EXTRACTED DATA:
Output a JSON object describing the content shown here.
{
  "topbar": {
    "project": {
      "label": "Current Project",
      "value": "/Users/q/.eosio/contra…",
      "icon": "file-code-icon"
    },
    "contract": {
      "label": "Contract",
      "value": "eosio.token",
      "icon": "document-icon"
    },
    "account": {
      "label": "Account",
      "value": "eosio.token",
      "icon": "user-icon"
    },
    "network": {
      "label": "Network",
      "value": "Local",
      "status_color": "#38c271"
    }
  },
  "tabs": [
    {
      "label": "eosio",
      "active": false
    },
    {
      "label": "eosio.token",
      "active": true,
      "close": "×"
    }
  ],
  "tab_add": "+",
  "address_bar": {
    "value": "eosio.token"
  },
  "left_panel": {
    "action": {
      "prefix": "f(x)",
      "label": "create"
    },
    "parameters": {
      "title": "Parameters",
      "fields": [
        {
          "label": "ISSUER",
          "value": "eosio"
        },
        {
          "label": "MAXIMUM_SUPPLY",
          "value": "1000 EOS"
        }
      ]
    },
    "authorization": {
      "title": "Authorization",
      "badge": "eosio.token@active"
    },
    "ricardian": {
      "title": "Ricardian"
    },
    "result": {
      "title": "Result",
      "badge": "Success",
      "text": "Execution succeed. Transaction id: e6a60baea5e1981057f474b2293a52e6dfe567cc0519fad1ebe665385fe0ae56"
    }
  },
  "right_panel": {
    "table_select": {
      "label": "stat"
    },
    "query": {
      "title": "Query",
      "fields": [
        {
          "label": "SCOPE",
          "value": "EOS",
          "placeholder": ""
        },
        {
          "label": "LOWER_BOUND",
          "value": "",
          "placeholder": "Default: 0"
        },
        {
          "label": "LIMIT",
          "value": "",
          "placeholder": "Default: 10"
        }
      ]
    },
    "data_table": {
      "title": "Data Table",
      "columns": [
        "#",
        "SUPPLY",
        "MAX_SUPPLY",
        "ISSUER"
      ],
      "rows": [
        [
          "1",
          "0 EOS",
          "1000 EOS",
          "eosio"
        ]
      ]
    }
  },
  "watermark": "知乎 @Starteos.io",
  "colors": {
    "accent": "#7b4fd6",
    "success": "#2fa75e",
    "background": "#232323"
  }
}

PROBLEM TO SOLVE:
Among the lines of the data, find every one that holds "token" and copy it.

SOLUTION TO THIS EXERCISE:
      "value": "eosio.token",
      "value": "eosio.token",
      "label": "eosio.token",
    "value": "eosio.token"
      "badge": "eosio.token@active"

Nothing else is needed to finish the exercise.